◆ WHAT TO PRODUCE
Number of lines below with "bord": work it out and reply with that number only.

_ _ _ _

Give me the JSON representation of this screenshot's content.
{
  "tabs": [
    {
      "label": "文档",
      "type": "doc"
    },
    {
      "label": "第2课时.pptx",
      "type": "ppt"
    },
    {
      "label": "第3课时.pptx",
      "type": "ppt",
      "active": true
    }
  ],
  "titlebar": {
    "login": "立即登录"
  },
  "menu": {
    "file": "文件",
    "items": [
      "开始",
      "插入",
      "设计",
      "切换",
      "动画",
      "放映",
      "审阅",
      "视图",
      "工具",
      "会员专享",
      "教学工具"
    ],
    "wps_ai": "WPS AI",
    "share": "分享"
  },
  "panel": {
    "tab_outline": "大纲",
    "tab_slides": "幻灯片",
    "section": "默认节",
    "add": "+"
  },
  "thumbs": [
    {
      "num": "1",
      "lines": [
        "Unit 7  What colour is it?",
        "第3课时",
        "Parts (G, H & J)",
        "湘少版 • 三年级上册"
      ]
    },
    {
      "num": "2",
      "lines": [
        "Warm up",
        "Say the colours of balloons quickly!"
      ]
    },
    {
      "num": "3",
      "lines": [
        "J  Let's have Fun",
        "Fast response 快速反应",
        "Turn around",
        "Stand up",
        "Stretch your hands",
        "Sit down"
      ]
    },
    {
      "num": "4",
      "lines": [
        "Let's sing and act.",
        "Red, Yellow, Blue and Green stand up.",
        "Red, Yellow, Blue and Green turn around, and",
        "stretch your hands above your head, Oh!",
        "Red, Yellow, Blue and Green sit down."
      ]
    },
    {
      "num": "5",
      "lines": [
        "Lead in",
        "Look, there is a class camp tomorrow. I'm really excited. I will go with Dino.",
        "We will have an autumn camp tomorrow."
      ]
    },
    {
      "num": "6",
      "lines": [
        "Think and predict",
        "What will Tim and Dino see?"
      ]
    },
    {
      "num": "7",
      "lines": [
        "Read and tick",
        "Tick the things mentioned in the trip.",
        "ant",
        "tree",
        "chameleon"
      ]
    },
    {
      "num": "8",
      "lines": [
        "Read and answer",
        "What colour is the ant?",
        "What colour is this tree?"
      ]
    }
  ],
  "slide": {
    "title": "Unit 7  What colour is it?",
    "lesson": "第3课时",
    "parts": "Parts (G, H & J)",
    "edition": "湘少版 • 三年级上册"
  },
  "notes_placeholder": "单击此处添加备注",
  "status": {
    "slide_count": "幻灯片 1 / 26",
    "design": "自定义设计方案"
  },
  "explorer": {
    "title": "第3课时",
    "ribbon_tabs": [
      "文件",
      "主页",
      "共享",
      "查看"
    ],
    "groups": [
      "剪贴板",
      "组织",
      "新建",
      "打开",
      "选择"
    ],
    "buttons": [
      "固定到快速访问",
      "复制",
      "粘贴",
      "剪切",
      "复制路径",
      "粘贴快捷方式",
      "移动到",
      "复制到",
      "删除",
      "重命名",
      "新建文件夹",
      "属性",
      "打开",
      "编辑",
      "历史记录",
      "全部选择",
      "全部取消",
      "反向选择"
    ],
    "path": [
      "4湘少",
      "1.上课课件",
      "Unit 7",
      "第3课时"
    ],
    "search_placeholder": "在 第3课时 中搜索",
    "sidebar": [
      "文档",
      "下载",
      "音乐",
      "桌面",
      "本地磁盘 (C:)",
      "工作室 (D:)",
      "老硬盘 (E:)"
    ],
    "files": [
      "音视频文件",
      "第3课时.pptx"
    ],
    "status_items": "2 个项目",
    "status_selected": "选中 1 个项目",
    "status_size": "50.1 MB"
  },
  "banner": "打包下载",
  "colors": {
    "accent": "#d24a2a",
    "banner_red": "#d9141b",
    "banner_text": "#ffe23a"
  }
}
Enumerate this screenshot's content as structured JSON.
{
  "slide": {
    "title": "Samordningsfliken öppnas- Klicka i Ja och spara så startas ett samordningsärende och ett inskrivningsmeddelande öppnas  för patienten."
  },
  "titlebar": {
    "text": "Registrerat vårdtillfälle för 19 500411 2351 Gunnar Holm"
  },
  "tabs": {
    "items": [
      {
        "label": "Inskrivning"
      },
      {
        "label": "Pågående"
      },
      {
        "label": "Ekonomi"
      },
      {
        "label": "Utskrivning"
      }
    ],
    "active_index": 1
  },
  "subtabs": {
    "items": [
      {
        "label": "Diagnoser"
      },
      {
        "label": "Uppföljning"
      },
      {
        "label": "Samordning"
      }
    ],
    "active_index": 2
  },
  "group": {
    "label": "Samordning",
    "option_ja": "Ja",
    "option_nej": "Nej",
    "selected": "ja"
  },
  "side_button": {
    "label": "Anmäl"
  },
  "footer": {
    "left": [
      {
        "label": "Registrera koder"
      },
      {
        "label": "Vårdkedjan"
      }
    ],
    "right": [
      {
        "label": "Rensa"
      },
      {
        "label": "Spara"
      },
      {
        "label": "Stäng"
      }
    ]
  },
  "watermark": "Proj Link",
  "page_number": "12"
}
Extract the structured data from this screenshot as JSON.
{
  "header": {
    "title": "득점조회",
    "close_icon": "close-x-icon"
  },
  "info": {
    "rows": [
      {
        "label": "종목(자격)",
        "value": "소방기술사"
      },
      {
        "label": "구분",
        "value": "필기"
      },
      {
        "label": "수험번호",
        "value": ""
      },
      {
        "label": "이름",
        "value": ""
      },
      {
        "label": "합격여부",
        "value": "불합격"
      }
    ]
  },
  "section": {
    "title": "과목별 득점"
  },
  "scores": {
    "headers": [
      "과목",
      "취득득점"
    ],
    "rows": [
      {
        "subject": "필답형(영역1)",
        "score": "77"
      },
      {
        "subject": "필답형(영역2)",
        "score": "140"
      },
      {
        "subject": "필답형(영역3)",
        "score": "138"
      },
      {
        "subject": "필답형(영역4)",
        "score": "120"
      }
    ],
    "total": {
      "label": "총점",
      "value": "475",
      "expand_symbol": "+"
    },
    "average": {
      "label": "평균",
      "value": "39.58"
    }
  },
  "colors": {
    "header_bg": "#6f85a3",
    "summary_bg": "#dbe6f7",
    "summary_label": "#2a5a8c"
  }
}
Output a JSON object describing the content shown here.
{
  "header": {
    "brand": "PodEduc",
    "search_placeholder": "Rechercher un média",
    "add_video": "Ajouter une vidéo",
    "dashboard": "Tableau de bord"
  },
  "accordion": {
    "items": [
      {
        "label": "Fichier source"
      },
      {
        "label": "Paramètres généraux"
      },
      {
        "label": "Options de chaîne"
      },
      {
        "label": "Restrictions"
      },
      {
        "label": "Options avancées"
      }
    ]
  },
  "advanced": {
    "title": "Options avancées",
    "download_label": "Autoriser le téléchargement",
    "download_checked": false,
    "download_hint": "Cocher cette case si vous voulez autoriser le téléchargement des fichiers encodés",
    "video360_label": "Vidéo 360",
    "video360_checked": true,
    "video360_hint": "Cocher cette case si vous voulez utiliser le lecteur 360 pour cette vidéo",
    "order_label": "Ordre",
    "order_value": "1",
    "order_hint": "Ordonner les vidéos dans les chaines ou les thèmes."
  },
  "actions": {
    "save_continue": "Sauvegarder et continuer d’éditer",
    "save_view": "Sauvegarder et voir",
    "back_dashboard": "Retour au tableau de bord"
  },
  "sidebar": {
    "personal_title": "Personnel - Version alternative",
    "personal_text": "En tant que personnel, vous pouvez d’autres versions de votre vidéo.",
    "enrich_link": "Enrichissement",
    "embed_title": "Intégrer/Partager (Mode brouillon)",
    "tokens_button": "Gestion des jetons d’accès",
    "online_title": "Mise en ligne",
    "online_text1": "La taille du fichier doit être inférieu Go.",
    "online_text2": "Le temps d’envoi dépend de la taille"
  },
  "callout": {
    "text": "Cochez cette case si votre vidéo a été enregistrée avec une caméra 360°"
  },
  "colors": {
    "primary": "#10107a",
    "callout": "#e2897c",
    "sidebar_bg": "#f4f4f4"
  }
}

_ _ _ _

◆ EXERCISE ANSWER
2